The BBC report that Clive Sinclair died on Thursday of cancer, aged 81. He started out selling radio kits, later getting into stylish pocket calculators, mini TVs, and wrist wratches with Sinclair Radionics before moving into computers. Sinclair Research’s growning glory was the ZX Spectrum in 1982, one of the systems which defined the early years of gaming in the UK.
“Whirr. Click. Squawk. A tape plays, a screen flickers into life, a memory is born,” Old Man Alec Meer (RPS in peace) said in recalling The Hobbit on Speccy. “A first memory of a computer game, of an introduction to what computer games were.”
This was before gaming became more of a monoculture, which is why Americans don’t understand when old English men feign ignorance of Mario to instead gush about an egg. Computers like the Speccy and its rivals also sparked a huge culture of ‘bedroom coders’, a phenonenom echoed by the mainstream resurgence of ‘indie games’ in the noughties.
Alec also wrote about playing the first Alien game on Speccy, if you want more memories.
I still think that Speccy colour palette bypasses rational parts of the brain to jack directly into the imagination. And playing a game off a tape is, of course, wizardry. Looking through the vast archives of Spectrum software, I think maybe the shmup I played on my pal’s Speccy was Accelerator? Or maybe not; I think I remember a kinda waffle-shaped power-up? People are still releasing Spectrum software, mind. Look, you can have that Matrix digital rain.
Clive Sinclair is maybe best remembered in pop culture with japes about the Sinclair C5, a one-person recumbent electric cycle which launched in 1985 then flopped so hard it ended production within the year.

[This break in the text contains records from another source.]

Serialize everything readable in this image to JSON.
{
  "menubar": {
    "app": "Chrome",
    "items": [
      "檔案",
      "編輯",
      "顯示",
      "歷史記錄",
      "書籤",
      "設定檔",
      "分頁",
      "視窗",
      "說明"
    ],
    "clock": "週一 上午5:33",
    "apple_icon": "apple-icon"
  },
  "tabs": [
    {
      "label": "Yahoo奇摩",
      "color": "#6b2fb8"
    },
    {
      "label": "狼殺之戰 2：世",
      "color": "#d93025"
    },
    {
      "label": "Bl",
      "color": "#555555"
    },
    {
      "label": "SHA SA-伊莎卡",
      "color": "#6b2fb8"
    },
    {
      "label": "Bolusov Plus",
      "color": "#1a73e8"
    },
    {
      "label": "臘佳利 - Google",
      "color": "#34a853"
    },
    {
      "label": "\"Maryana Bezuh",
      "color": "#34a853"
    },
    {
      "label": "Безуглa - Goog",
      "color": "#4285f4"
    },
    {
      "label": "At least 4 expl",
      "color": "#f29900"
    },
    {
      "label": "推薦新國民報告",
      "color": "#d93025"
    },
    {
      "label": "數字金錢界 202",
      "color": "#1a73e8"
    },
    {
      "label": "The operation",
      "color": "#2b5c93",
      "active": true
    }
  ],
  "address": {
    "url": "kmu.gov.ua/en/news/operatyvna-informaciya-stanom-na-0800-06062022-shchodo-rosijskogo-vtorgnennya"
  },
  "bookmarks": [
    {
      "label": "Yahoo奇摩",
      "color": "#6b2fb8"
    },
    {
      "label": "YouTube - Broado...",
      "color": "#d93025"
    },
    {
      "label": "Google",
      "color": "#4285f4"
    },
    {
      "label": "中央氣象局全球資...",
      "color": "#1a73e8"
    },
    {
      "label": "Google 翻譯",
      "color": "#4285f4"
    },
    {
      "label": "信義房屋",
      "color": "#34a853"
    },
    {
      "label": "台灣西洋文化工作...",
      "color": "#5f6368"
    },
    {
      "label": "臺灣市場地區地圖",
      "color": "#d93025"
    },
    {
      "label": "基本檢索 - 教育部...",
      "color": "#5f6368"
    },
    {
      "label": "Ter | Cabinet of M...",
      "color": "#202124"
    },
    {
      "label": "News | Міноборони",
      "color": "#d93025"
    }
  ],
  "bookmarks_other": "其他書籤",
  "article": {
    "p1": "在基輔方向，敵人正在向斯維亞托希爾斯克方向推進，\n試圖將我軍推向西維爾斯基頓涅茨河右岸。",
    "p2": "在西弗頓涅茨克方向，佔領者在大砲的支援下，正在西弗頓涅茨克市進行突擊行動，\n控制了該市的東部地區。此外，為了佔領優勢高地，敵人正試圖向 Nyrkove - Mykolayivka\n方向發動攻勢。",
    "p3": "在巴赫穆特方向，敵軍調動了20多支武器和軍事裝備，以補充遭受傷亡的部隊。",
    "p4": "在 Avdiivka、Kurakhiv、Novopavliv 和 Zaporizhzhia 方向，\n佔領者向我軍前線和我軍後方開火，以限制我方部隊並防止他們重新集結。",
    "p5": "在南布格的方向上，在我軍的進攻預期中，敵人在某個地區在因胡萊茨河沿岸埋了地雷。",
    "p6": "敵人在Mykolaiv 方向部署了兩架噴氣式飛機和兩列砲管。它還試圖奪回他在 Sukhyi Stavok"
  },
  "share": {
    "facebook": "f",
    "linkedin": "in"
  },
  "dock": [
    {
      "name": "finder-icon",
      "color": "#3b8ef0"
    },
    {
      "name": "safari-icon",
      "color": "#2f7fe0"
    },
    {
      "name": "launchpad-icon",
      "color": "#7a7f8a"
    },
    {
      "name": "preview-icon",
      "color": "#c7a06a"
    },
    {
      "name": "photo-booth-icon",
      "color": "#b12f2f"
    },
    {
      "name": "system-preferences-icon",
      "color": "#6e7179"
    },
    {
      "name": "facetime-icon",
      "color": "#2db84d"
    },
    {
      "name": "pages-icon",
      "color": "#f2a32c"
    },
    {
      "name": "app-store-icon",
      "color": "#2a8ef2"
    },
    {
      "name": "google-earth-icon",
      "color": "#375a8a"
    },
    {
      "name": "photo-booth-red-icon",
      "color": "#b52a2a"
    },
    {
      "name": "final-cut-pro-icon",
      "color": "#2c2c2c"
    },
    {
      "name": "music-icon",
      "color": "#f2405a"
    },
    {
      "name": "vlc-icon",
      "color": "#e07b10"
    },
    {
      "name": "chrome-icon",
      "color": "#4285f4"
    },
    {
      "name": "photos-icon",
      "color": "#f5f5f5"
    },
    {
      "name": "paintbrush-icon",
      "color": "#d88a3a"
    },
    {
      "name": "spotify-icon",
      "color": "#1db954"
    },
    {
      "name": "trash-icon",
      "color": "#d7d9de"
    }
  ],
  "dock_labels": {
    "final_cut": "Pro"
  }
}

The technology to make such an idea viable did not yet really exist, nor did the infrastructure and culture to make it unhorrifying. Utopian design. He dabbled in electric bicycles as well, again too early. E-bikes have taken off now that we have the tech to make them more practical, though. I’ve also recently seen several C5s converted to pedal power, though I can’t say the riding position looks comfortable. The BBC have gabbed about his inventions more, if you’re curious.
Alright, you can resume your bickering about whether the ZX Spectrum or Commodore 64 was better.